▶ Given data
:::

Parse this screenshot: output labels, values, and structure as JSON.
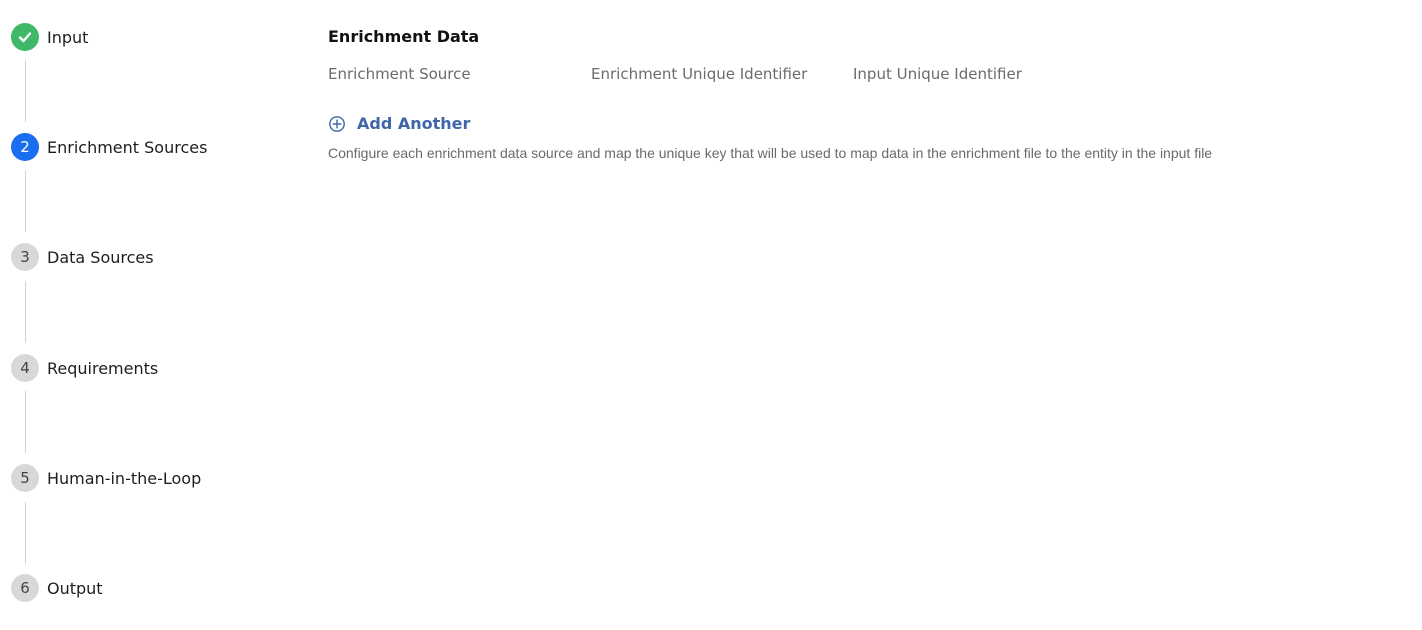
{
  "stepper": {
    "steps": [
      {
        "number": "",
        "label": "Input",
        "state": "done",
        "icon": "check-icon"
      },
      {
        "number": "2",
        "label": "Enrichment Sources",
        "state": "active"
      },
      {
        "number": "3",
        "label": "Data Sources",
        "state": "pending"
      },
      {
        "number": "4",
        "label": "Requirements",
        "state": "pending"
      },
      {
        "number": "5",
        "label": "Human-in-the-Loop",
        "state": "pending"
      },
      {
        "number": "6",
        "label": "Output",
        "state": "pending"
      }
    ],
    "colors": {
      "done": "#3fb86a",
      "active": "#1a6ef0",
      "pending": "#d8d8d8"
    }
  },
  "main": {
    "title": "Enrichment Data",
    "columns": [
      "Enrichment Source",
      "Enrichment Unique Identifier",
      "Input Unique Identifier"
    ],
    "add_another": {
      "label": "Add Another",
      "icon": "plus-circle-icon",
      "color": "#3f67a8"
    },
    "hint": "Configure each enrichment data source and map the unique key that will be used to map data in the enrichment file to the entity in the input file"
  }
}
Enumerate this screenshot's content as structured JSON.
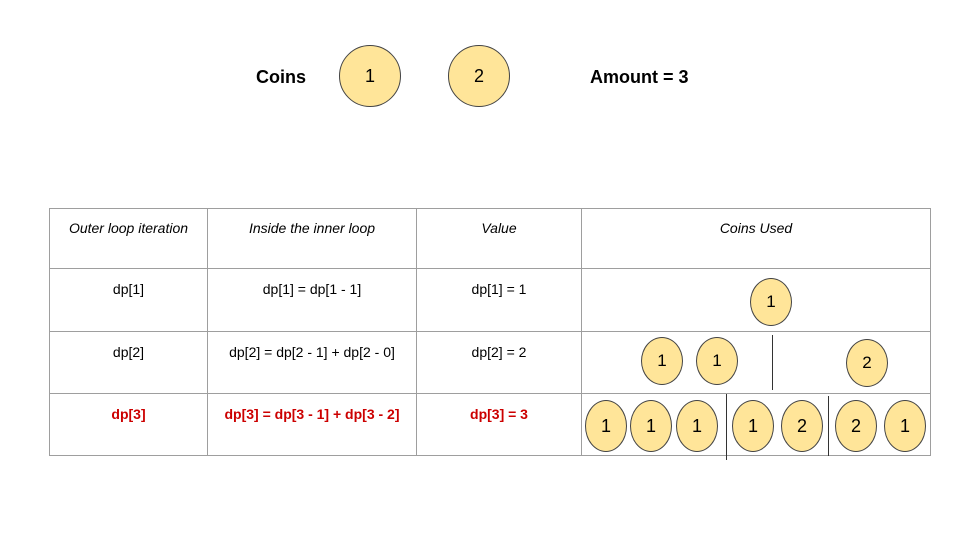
{
  "header": {
    "coins_label": "Coins",
    "coins": [
      "1",
      "2"
    ],
    "amount_label": "Amount = 3"
  },
  "table": {
    "columns": [
      "Outer loop iteration",
      "Inside the inner loop",
      "Value",
      "Coins Used"
    ],
    "rows": [
      {
        "iteration": "dp[1]",
        "inner": "dp[1] = dp[1 - 1]",
        "value": "dp[1] = 1",
        "coins": [
          "1"
        ]
      },
      {
        "iteration": "dp[2]",
        "inner": "dp[2] = dp[2 - 1] + dp[2 - 0]",
        "value": "dp[2] = 2",
        "coins": [
          "1",
          "1",
          "2"
        ]
      },
      {
        "iteration": "dp[3]",
        "inner": "dp[3] = dp[3 - 1] + dp[3 - 2]",
        "value": "dp[3] = 3",
        "coins": [
          "1",
          "1",
          "1",
          "1",
          "2",
          "2",
          "1"
        ]
      }
    ],
    "highlight_color": "#cc0000"
  },
  "colors": {
    "coin_fill": "#ffe599",
    "grid_line": "#9e9e9e"
  }
}
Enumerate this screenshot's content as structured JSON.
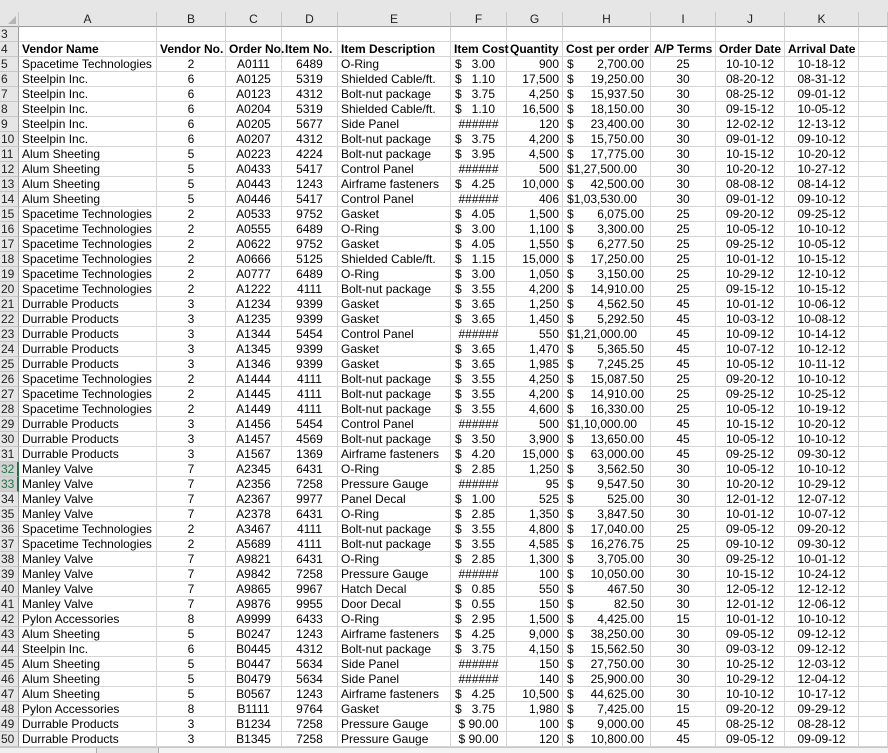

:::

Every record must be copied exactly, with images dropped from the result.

▶ Written response
Parse this screenshot: output labels, values, and structure as JSON.
{
  "stepper": {
    "steps": [
      {
        "number": "",
        "label": "Input",
        "state": "done",
        "icon": "check-icon"
      },
      {
        "number": "2",
        "label": "Enrichment Sources",
        "state": "active"
      },
      {
        "number": "3",
        "label": "Data Sources",
        "state": "pending"
      },
      {
        "number": "4",
        "label": "Requirements",
        "state": "pending"
      },
      {
        "number": "5",
        "label": "Human-in-the-Loop",
        "state": "pending"
      },
      {
        "number": "6",
        "label": "Output",
        "state": "pending"
      }
    ],
    "colors": {
      "done": "#3fb86a",
      "active": "#1a6ef0",
      "pending": "#d8d8d8"
    }
  },
  "main": {
    "title": "Enrichment Data",
    "columns": [
      "Enrichment Source",
      "Enrichment Unique Identifier",
      "Input Unique Identifier"
    ],
    "add_another": {
      "label": "Add Another",
      "icon": "plus-circle-icon",
      "color": "#3f67a8"
    },
    "hint": "Configure each enrichment data source and map the unique key that will be used to map data in the enrichment file to the entity in the input file"
  }
}
Enumerate this screenshot's content as structured JSON.
{
  "header": {
    "coins_label": "Coins",
    "coins": [
      "1",
      "2"
    ],
    "amount_label": "Amount = 3"
  },
  "table": {
    "columns": [
      "Outer loop iteration",
      "Inside the inner loop",
      "Value",
      "Coins Used"
    ],
    "rows": [
      {
        "iteration": "dp[1]",
        "inner": "dp[1] = dp[1 - 1]",
        "value": "dp[1] = 1",
        "coins": [
          "1"
        ]
      },
      {
        "iteration": "dp[2]",
        "inner": "dp[2] = dp[2 - 1] + dp[2 - 0]",
        "value": "dp[2] = 2",
        "coins": [
          "1",
          "1",
          "2"
        ]
      },
      {
        "iteration": "dp[3]",
        "inner": "dp[3] = dp[3 - 1] + dp[3 - 2]",
        "value": "dp[3] = 3",
        "coins": [
          "1",
          "1",
          "1",
          "1",
          "2",
          "2",
          "1"
        ]
      }
    ],
    "highlight_color": "#cc0000"
  },
  "colors": {
    "coin_fill": "#ffe599",
    "grid_line": "#9e9e9e"
  }
}
Enumerate this screenshot's content as structured JSON.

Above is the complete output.